Mystichuntress's Japanese Tutorial: PurposeMystichuntress's Japanese Tutorial: Purpose in Other More Like This
In order to do something
ため（に） (tame ni) can be used to express ideas such as "for the purpose of" or "in order to" or "for the sake of". In some examples, it is similar to another (more simpler structure) that is used to express "to go someplace to do something" however, ため has many more uses. So in some cases, there are overlaps.
きっさてんに コーヒーを のみに いきました。
Kissaten ni koohii-o nomi ni ikimashita.
I went to the cafe to drink coffee.
コーヒーを のむ ために、きっさてんに いきました。
Koohii-o nomu tame ni, kissaten ni ikimashita.
I went to the cafe to drink coffee. (Literally, In order to
Mystichuntress's Japanese Tutorial: Doing stuffMystichuntress's Japanese Tutorial: Doing stuff in Other More Like This
Doing such things as this and that
When you talk about something you did in the weekends, for example, you do not usually list every single thing you do. You usually give a few examples. ～たり ～たり する can be used in these situations to state a couple of things you have done. There is no exact way to translate ～たり ～たり する except to imply that you're only giving information of a few activities out of many that took place.
First off is how to form the たり form of the verb.
Add り to the plain past form of the verb.
For those of you who do not know how to form the plain past form, follow these instructions:
Take the verb stem.
The verb stem can be found by putting the verb in the polite form. That is, the ます ending.
Drop the ます
Next, put the verb stem into the て form. R
Mystichuntress's Japanese Tutorial: na-adjectivesMystichuntress's Japanese Tutorial: na-adjectives in Other More Like This
Japanese has two types of adjectives: い-adjectives and な-adjectives. Here is a list of な-adjectives which are more commonly used. For notes about distinguishing between the two types of adjectives and how they are used, please see the tutorial named "Adjectives".
べんり - benri
ふべん - fuben
にぎやか - nigiyaka
ゆうめい - yuumei
きれい - kirei
しずか - shizuka
しんせつ - shinsetsu
たいへん - taihen
たいせつ - taisetsu
ハンサム - hansamu
げんき - genki
かんたん - kantan
へん - hen
とくい - tokui
Mystichuntress's Japanese Tutorial: AnimalsMystichuntress's Japanese Tutorial: Animals in Other More Like This
Everyone likes to talk about what pets they have, what animal is their favourite, etc. Here is a list of the animals I know.
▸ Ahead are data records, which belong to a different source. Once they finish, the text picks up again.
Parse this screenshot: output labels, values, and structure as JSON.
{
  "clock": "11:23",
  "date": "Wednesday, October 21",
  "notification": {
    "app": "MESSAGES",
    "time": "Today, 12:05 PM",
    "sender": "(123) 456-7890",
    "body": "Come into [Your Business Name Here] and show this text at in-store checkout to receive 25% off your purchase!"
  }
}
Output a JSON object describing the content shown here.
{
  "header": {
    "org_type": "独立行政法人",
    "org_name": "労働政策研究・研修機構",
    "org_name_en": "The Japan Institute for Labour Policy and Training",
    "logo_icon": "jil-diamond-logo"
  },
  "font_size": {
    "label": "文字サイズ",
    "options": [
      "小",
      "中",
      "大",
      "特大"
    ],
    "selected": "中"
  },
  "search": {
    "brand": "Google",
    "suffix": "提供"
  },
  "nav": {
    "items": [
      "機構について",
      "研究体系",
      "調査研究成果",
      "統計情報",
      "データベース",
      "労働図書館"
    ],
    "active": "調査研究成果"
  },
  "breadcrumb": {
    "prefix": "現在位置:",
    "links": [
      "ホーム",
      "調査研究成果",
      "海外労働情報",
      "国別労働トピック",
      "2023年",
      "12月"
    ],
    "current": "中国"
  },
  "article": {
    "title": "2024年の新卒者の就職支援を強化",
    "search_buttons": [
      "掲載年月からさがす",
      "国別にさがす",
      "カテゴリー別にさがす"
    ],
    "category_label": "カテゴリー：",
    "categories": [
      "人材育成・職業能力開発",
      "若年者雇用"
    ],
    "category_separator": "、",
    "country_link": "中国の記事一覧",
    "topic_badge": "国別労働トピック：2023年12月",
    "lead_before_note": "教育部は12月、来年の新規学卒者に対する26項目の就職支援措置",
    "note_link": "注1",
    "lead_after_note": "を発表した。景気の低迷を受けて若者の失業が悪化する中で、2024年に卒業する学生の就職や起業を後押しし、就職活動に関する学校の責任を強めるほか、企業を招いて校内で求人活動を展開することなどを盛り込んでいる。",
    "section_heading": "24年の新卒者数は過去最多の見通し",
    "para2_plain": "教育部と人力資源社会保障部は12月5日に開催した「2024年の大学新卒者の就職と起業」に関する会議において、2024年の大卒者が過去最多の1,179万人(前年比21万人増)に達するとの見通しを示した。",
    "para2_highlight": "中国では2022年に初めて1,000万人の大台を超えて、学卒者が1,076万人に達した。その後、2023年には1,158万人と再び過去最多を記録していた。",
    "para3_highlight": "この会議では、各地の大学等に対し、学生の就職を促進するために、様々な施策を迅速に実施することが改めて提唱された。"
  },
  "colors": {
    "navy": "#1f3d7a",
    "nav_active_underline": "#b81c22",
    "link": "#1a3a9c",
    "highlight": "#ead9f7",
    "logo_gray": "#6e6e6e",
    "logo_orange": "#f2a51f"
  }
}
I may have missed a few though... If you'd like to learn the names for insects, please check the "Insects" vocabulary list.
But before I get to that, I thought the Zodiac was worth mentioning.
In Western Countries, the zodiac we use are based on the constellations i.e. Aries, Taurus, Gemini, Cancer, Leo, Virgo, Libra, Scorpio, Sagittarius, Capricorn, Aquarius, Pisces. The Japanese also have a zodiac, but their's have a Chinese origin. For those of you who have read "Fruits Basket" (which is my all-time favourite manga!) you may know of one version of how the zodiac came to be.
To ask someone what their zodiac animal is, you would say:
なに どし ですか。Nani doshi des
Mystichuntress's Japanese Tutorial: CalendarMystichuntress's Japanese Tutorial: Calendar in Other More Like This
The calendar in Japanese is not as straightforward as it is in English. The kanji is easy enough to understand - you just put the number in front of the kanji for "day" or for "month" in order to represent what day or month you want to express. It's the reading that is hard.
The date is given using the biggest units first, followed by the smaller units. (Or the more general to the more specific)
i.e. year, month, day.
You may have already come across this earlier with examples such as:
けさ はちじ じゅうごふん - kesa hachi ji jyuu gofun
8.15 this morning.
When you are talking about time, the particle that follows these time words is に (ni), however, there are cases where it can be omitted.
Days of the Week
げつようび - getsuyoubi
かようび - kayoubi